──────── Dataset extract ────────

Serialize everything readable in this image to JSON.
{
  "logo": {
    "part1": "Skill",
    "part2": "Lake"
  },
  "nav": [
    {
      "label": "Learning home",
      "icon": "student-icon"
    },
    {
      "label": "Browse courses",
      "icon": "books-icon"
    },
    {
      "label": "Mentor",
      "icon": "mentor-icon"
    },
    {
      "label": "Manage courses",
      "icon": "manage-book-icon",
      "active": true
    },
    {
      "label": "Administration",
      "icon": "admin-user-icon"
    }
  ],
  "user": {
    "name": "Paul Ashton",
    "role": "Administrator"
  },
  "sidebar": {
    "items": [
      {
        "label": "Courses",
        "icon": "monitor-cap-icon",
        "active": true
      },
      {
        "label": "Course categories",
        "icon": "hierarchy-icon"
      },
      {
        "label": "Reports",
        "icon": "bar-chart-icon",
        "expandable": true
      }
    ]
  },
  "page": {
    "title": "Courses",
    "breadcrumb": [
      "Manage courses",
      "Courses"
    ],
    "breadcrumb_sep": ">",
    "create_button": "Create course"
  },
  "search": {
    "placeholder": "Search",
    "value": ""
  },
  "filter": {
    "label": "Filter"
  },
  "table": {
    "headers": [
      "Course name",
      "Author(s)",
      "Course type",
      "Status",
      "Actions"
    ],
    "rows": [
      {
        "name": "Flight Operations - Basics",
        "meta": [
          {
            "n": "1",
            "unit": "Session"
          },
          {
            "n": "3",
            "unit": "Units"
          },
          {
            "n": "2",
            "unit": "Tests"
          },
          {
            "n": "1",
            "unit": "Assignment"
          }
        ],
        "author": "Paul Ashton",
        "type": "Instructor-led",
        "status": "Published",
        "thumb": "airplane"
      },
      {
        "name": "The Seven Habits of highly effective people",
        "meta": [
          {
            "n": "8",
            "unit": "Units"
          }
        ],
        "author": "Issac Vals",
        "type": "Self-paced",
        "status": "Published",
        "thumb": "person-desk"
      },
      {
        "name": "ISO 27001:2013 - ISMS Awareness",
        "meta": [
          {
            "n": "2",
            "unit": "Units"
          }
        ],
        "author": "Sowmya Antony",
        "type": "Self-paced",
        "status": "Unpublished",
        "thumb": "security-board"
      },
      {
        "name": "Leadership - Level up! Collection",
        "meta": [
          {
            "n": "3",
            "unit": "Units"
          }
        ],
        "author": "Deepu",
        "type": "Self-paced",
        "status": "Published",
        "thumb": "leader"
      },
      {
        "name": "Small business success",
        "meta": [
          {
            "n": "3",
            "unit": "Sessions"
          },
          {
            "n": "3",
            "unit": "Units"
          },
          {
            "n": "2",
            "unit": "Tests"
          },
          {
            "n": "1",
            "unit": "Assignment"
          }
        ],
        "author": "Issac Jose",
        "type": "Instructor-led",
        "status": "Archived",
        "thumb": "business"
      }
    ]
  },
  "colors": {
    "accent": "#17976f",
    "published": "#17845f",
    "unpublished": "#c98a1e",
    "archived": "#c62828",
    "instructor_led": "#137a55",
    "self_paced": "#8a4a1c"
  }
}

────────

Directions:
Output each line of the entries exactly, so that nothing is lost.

Task output:
Serialize everything readable in this image to JSON.
{
  "logo": {
    "part1": "Skill",
    "part2": "Lake"
  },
  "nav": [
    {
      "label": "Learning home",
      "icon": "student-icon"
    },
    {
      "label": "Browse courses",
      "icon": "books-icon"
    },
    {
      "label": "Mentor",
      "icon": "mentor-icon"
    },
    {
      "label": "Manage courses",
      "icon": "manage-book-icon",
      "active": true
    },
    {
      "label": "Administration",
      "icon": "admin-user-icon"
    }
  ],
  "user": {
    "name": "Paul Ashton",
    "role": "Administrator"
  },
  "sidebar": {
    "items": [
      {
        "label": "Courses",
        "icon": "monitor-cap-icon",
        "active": true
      },
      {
        "label": "Course categories",
        "icon": "hierarchy-icon"
      },
      {
        "label": "Reports",
        "icon": "bar-chart-icon",
        "expandable": true
      }
    ]
  },
  "page": {
    "title": "Courses",
    "breadcrumb": [
      "Manage courses",
      "Courses"
    ],
    "breadcrumb_sep": ">",
    "create_button": "Create course"
  },
  "search": {
    "placeholder": "Search",
    "value": ""
  },
  "filter": {
    "label": "Filter"
  },
  "table": {
    "headers": [
      "Course name",
      "Author(s)",
      "Course type",
      "Status",
      "Actions"
    ],
    "rows": [
      {
        "name": "Flight Operations - Basics",
        "meta": [
          {
            "n": "1",
            "unit": "Session"
          },
          {
            "n": "3",
            "unit": "Units"
          },
          {
            "n": "2",
            "unit": "Tests"
          },
          {
            "n": "1",
            "unit": "Assignment"
          }
        ],
        "author": "Paul Ashton",
        "type": "Instructor-led",
        "status": "Published",
        "thumb": "airplane"
      },
      {
        "name": "The Seven Habits of highly effective people",
        "meta": [
          {
            "n": "8",
            "unit": "Units"
          }
        ],
        "author": "Issac Vals",
        "type": "Self-paced",
        "status": "Published",
        "thumb": "person-desk"
      },
      {
        "name": "ISO 27001:2013 - ISMS Awareness",
        "meta": [
          {
            "n": "2",
            "unit": "Units"
          }
        ],
        "author": "Sowmya Antony",
        "type": "Self-paced",
        "status": "Unpublished",
        "thumb": "security-board"
      },
      {
        "name": "Leadership - Level up! Collection",
        "meta": [
          {
            "n": "3",
            "unit": "Units"
          }
        ],
        "author": "Deepu",
        "type": "Self-paced",
        "status": "Published",
        "thumb": "leader"
      },
      {
        "name": "Small business success",
        "meta": [
          {
            "n": "3",
            "unit": "Sessions"
          },
          {
            "n": "3",
            "unit": "Units"
          },
          {
            "n": "2",
            "unit": "Tests"
          },
          {
            "n": "1",
            "unit": "Assignment"
          }
        ],
        "author": "Issac Jose",
        "type": "Instructor-led",
        "status": "Archived",
        "thumb": "business"
      }
    ]
  },
  "colors": {
    "accent": "#17976f",
    "published": "#17845f",
    "unpublished": "#c98a1e",
    "archived": "#c62828",
    "instructor_led": "#137a55",
    "self_paced": "#8a4a1c"
  }
}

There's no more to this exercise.